    • I see no reason why cellulose-based organic waste plastic wouldn't work, since there is plenty of organic material left over to recycle.

      But I'm a dreamer, not a scientist. Agree that the GMO crap needs to stop.

  • @DodgersGM Great post, I agree with what you are saying. Unfortunately I think it will take charging people for bags before we change everyone.

    • Thank you! @fiego

      I too believe that charging people for disposables will help speed things along. People get charged five cents per bag at some local stores already, and they're freaking out about it. They're also taking home less bag though, too.

  • Why is this post singling out Americans. Surely if plastic bags are bad, then everybody should stop using them.

  • True, and non-Americans need to quit pumping out so many babies...

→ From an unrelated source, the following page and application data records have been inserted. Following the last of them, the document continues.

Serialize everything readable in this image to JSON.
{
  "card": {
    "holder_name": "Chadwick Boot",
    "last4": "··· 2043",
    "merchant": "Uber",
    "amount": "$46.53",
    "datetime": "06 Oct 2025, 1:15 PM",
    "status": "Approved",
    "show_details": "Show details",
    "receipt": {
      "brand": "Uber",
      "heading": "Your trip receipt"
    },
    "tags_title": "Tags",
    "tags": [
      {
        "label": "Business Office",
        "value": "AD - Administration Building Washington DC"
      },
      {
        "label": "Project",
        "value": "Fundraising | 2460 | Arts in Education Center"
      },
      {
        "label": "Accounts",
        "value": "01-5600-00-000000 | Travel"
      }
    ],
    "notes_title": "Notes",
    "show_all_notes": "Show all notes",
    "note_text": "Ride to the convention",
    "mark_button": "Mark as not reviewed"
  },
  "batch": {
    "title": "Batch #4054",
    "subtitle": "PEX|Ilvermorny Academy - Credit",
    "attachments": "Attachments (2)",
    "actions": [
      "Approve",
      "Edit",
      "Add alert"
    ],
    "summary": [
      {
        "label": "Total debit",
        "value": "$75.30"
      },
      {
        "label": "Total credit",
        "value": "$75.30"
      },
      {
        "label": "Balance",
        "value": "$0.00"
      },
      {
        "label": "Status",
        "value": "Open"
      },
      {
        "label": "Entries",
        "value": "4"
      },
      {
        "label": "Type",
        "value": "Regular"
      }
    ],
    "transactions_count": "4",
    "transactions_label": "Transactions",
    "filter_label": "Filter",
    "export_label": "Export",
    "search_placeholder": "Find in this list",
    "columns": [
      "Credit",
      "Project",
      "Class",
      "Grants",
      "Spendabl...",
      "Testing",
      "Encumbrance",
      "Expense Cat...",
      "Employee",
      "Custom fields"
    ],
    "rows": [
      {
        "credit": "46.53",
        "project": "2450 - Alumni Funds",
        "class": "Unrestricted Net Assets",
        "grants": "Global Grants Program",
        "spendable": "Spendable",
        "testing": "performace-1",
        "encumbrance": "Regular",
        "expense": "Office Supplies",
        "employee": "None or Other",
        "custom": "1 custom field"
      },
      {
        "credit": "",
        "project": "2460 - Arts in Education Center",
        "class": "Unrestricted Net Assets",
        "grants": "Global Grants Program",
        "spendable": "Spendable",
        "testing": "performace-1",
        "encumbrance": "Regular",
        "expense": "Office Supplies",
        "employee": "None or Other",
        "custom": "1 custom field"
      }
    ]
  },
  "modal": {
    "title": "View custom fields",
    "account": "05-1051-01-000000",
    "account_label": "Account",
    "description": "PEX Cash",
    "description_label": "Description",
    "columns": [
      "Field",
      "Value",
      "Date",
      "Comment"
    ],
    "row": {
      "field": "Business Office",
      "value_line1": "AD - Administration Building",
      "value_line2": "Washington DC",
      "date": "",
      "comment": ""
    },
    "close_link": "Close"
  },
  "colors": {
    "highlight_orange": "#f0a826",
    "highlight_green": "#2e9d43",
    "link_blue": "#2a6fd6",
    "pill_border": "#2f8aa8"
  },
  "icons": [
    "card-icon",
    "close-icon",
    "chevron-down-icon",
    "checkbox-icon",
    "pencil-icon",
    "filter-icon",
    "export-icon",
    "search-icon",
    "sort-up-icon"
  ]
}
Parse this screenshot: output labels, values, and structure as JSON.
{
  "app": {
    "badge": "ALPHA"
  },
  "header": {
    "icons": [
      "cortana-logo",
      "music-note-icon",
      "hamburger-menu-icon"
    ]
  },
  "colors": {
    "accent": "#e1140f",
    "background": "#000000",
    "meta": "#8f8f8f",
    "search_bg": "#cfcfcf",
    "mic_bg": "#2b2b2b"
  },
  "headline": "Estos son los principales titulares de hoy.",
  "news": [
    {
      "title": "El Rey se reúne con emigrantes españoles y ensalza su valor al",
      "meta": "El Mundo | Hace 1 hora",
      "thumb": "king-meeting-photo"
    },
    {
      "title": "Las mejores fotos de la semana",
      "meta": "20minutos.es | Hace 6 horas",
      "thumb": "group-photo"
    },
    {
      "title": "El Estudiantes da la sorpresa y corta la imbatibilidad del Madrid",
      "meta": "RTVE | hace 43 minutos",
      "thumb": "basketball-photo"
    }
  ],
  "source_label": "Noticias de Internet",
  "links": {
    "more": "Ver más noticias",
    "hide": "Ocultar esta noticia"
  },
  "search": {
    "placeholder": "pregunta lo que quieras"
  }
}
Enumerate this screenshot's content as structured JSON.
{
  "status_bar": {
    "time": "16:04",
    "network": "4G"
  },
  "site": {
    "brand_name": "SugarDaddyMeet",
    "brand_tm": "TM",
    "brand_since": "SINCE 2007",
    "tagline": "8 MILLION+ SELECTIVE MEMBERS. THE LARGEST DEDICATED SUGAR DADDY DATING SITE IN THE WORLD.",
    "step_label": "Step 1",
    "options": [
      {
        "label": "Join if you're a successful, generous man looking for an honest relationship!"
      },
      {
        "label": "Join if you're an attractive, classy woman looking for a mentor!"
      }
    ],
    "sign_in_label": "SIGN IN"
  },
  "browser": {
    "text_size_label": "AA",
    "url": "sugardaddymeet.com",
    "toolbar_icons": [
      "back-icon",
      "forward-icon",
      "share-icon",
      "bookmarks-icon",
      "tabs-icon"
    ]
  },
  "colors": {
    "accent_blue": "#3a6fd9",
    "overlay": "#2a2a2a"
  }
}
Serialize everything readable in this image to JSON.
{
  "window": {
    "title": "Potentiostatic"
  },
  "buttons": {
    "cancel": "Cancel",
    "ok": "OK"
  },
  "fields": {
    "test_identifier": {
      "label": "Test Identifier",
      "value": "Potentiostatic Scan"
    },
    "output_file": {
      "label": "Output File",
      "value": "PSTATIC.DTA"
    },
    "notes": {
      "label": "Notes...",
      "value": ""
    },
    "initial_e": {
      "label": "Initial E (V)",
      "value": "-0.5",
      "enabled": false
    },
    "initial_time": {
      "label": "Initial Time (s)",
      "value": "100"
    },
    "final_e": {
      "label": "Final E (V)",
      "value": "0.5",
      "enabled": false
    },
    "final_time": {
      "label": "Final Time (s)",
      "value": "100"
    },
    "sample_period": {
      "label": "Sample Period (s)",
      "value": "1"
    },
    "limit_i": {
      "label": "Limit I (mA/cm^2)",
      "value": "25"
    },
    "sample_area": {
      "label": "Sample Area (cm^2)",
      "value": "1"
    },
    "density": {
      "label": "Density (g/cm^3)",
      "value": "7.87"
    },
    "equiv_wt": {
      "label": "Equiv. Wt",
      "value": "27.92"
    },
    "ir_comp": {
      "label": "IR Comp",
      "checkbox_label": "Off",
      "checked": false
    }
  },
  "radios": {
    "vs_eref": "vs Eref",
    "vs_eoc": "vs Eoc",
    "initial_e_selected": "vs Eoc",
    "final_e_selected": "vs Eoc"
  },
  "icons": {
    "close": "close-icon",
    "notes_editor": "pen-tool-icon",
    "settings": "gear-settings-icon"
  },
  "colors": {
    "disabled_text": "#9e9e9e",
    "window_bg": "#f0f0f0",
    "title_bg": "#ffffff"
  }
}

    • Being mindful of overpopulation is definitely something that needs to be considered, I agree.

  • or we could just recycle them.

    • "There's harsh economics behind bag recycling: It costs $4,000 to process and recycle 1 ton of plastic bags, which can then be sold on the commodities market for $32, says Blumenfeld. Other refuse, like aluminum cans, are actually profitable."

      From one of the articles I posted as a source:

    • actually my understanding was that they're not necessarily recyclable in the traditional sense but that the plastic is used as one of the components in the manufacturing of some other material. i forget the details.

    • Yeah, they might be returned to their fuel state?

      I don't know for certain, but I do believe you're right that they aren't recycled to become another plastic item.